*DIRECTIONS FOR THIS TASK*
Without the pictures, repeat all of the data exactly as it appears below.

● ● ● ● ●

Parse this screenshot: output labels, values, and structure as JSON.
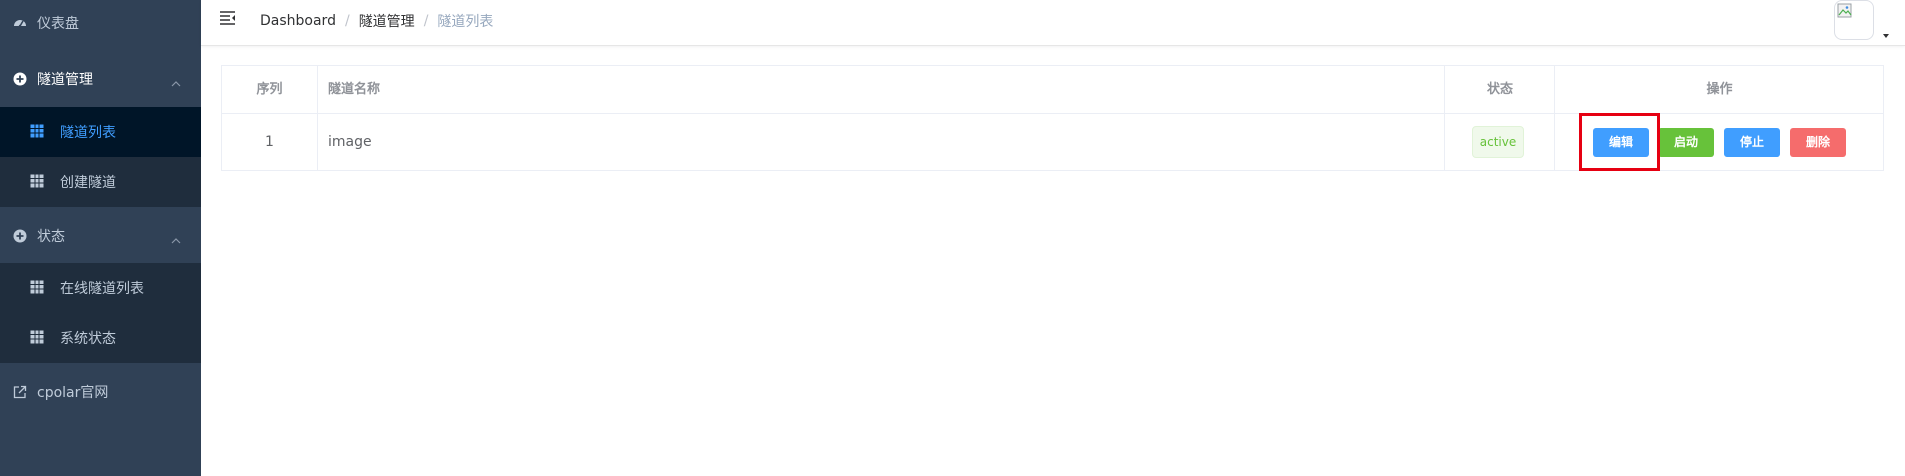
{
  "sidebar": {
    "dashboard": "仪表盘",
    "tunnel_mgmt": "隧道管理",
    "tunnel_list": "隧道列表",
    "create_tunnel": "创建隧道",
    "status": "状态",
    "online_tunnels": "在线隧道列表",
    "system_status": "系统状态",
    "official_site": "cpolar官网"
  },
  "breadcrumb": [
    "Dashboard",
    "隧道管理",
    "隧道列表"
  ],
  "table": {
    "headers": [
      "序列",
      "隧道名称",
      "状态",
      "操作"
    ],
    "rows": [
      {
        "index": "1",
        "name": "image",
        "status": "active"
      }
    ]
  },
  "actions": {
    "edit": "编辑",
    "start": "启动",
    "stop": "停止",
    "delete": "删除"
  },
  "colors": {
    "sidebar_bg": "#304156",
    "submenu_bg": "#1f2d3d",
    "active_submenu_bg": "#001528",
    "primary": "#409eff",
    "success": "#67c23a",
    "danger": "#f56c6c",
    "highlight": "#e60012"
  },
  "icons": {
    "dashboard": "dashboard-icon",
    "tunnel_mgmt": "plus-circle-icon",
    "status": "plus-circle-icon",
    "table": "table-grid-icon",
    "official_site": "external-link-icon",
    "hamburger": "hamburger-icon",
    "avatar": "broken-image-icon",
    "caret": "caret-down-icon"
  }
}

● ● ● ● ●

*TASK ANSWER*
Parse this screenshot: output labels, values, and structure as JSON.
{
  "sidebar": {
    "dashboard": "仪表盘",
    "tunnel_mgmt": "隧道管理",
    "tunnel_list": "隧道列表",
    "create_tunnel": "创建隧道",
    "status": "状态",
    "online_tunnels": "在线隧道列表",
    "system_status": "系统状态",
    "official_site": "cpolar官网"
  },
  "breadcrumb": [
    "Dashboard",
    "隧道管理",
    "隧道列表"
  ],
  "table": {
    "headers": [
      "序列",
      "隧道名称",
      "状态",
      "操作"
    ],
    "rows": [
      {
        "index": "1",
        "name": "image",
        "status": "active"
      }
    ]
  },
  "actions": {
    "edit": "编辑",
    "start": "启动",
    "stop": "停止",
    "delete": "删除"
  },
  "colors": {
    "sidebar_bg": "#304156",
    "submenu_bg": "#1f2d3d",
    "active_submenu_bg": "#001528",
    "primary": "#409eff",
    "success": "#67c23a",
    "danger": "#f56c6c",
    "highlight": "#e60012"
  },
  "icons": {
    "dashboard": "dashboard-icon",
    "tunnel_mgmt": "plus-circle-icon",
    "status": "plus-circle-icon",
    "table": "table-grid-icon",
    "official_site": "external-link-icon",
    "hamburger": "hamburger-icon",
    "avatar": "broken-image-icon",
    "caret": "caret-down-icon"
  }
}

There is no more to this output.